Marriage is, in most situations, a requirement for adoption, as evidenced by these regulations. However, because laws do not address same-sex marriage and the Centre is unwilling to acknowledge same-sex marriage, it is a difficult process for such couples to adopt.

The only other option is for them to adopt under one of their partners’ names. Custody and maintenance issues could get even more complicated as a result of this.

What can possibly be done

Simply decriminalising LGBTQ people would not provide comprehensive justice to the community. Acceptance is required on both a legal and social level, as a result of civil rights.

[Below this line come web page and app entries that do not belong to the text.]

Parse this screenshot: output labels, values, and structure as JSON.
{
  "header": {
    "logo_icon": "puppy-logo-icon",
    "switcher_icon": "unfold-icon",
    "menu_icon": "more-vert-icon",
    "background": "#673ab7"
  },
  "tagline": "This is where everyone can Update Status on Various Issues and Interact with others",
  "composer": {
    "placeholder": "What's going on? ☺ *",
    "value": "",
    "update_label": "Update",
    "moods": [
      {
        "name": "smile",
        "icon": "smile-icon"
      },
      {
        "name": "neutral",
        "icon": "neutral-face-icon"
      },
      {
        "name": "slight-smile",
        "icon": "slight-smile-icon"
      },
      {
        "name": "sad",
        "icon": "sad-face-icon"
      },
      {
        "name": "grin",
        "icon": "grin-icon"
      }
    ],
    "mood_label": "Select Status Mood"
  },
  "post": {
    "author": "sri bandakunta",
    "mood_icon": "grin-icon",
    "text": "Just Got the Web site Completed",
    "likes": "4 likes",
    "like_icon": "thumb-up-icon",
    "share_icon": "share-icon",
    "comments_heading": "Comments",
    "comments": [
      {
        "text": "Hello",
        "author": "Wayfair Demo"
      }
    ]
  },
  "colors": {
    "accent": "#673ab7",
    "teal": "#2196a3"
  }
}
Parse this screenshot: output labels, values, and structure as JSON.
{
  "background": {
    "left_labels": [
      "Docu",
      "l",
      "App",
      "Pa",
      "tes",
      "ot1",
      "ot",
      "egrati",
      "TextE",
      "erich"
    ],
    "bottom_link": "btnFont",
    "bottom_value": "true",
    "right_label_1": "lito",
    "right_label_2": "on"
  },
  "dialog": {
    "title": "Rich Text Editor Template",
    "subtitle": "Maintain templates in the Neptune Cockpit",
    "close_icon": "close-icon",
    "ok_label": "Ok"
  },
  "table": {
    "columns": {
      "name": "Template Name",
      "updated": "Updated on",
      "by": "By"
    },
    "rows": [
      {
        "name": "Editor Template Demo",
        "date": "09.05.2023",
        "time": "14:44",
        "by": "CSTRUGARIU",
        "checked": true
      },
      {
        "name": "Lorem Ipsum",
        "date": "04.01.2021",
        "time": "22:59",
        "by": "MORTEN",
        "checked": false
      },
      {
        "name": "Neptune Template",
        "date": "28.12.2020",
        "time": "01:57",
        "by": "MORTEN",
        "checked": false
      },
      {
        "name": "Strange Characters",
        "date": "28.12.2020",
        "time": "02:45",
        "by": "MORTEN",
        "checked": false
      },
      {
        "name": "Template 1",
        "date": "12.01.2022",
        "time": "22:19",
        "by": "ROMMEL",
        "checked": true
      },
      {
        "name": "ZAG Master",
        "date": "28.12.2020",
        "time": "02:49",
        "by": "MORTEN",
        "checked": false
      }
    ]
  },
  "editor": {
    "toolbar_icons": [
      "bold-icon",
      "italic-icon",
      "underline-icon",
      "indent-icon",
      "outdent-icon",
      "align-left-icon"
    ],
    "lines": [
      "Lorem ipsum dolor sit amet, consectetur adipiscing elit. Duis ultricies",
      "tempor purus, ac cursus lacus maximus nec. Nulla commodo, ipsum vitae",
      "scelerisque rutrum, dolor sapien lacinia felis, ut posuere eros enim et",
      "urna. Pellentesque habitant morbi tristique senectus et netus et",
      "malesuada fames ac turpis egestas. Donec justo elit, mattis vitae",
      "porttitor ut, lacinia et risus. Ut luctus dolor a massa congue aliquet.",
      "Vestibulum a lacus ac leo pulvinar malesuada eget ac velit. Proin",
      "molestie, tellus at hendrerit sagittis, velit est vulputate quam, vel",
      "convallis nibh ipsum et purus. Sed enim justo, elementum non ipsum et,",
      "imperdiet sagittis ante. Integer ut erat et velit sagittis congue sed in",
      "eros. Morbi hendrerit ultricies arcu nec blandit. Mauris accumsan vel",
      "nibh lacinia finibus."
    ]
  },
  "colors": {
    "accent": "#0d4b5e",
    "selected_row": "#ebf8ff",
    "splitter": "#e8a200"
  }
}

Legalizing same-sex marriage would be the first step toward establishing adoption rights for same-sex couples in a country like India, which is rich in customs and culture. Marriage, on the other hand, is predominantly viewed as a religious ceremony in India, and is governed mostly by personal laws and customs. As a result, for Indian society to accept same-sex love and marriage, a paradigm shift is required.

Courts are now magnifying the rights of LGBTQ people by adopting a progressive approach. It’s high time for the legislation to grant the LGBTQ people their long-overdue rights. Despite the fact that society is not prepared in this circumstance, the government must intervene to help LGBTQ couples.

Emotions, as well as cultural and societal standards, play a role in marriage. When two individuals get together to form a family and raise children, it is critical that they love and respect each other.

Even single parents find the notion that same-sex couples are incapable of raising children to be ludicrous and insulting. Children have the right to be raised in a loving and caring environment.

The parents must be physically fit, financially sound, intellectually aware, and highly motivated to adopt a kid, according to the Juvenile Justice (Care and Protection of Children) Act, 2000. And that has to be the only thing that comes to mind. The quality of parenting cannot be judged depending on the guardian’s sexuality or marital status. These are the grey areas in which the government must evolve rather than imitate social morals.

In India, homosexuality was decriminalised in 2018, and the rights of LGBTQIA+ people were just recently recognised. It’s worth noting that both acts controlling adoption were enacted at a time when homosexuality was illegal. Since the status has been legally changed, it is now necessary to realise the community’s rights and receive treatment that is equivalent to that of the heterosexual portion of society. Governments should support sensitization efforts to dispel falsehoods and cultural stigmas around community members’ lifestyles and relationships.

The Navtej Singh Johar decision was a significant step forward in improving the community’s place in society, but both the judiciary and the legislature still have a lot of work to do. Not only should the state allow same-sex marriages, but it should also alter existing legislation to recognise adoption by same-sex couples.






Previous Post Next Post